* _Task goal_
State how many lines of the records contain the string "スパース", and give no other information.

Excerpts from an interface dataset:
=== Section Start ===
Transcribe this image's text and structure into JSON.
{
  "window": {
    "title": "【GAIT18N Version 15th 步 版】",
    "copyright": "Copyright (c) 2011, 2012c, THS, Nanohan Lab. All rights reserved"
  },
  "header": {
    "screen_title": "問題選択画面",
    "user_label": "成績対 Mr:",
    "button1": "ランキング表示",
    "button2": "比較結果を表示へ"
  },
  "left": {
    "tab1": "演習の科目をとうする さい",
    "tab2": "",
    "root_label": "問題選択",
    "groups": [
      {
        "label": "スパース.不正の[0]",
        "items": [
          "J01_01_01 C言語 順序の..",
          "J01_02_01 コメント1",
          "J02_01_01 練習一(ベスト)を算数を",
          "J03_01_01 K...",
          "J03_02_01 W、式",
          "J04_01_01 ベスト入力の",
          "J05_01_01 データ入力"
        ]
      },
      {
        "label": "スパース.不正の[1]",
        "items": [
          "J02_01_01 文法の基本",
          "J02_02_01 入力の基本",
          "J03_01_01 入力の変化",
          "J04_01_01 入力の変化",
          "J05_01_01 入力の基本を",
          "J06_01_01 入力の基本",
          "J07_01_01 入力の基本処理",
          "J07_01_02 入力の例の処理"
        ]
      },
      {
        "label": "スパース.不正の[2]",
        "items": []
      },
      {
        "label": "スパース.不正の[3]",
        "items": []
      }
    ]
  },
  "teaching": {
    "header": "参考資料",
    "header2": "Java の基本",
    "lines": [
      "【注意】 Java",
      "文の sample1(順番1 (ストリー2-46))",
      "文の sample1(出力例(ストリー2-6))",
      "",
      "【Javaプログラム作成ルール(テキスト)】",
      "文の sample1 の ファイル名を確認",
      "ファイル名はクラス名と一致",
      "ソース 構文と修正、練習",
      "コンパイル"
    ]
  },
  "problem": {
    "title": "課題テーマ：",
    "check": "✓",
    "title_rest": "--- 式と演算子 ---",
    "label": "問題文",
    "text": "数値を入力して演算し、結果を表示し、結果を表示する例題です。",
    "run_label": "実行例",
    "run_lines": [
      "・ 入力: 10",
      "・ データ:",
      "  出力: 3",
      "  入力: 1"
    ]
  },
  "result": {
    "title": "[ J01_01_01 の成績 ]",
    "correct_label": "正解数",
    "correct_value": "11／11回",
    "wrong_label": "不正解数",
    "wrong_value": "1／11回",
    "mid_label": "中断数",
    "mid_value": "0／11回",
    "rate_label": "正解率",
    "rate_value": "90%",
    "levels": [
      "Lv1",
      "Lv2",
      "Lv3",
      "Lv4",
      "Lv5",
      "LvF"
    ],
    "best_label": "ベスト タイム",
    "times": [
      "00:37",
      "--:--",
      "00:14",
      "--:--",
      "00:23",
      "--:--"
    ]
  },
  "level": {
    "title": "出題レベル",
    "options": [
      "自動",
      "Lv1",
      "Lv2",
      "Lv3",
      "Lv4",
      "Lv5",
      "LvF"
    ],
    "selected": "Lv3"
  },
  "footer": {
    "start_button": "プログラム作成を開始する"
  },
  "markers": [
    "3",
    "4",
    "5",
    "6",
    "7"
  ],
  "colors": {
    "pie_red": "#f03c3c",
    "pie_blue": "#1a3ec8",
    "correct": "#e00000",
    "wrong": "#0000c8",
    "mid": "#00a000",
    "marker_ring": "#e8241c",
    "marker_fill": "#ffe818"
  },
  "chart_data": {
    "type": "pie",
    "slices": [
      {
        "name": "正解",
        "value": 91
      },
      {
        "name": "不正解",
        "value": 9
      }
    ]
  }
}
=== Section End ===
* _Answer below_
4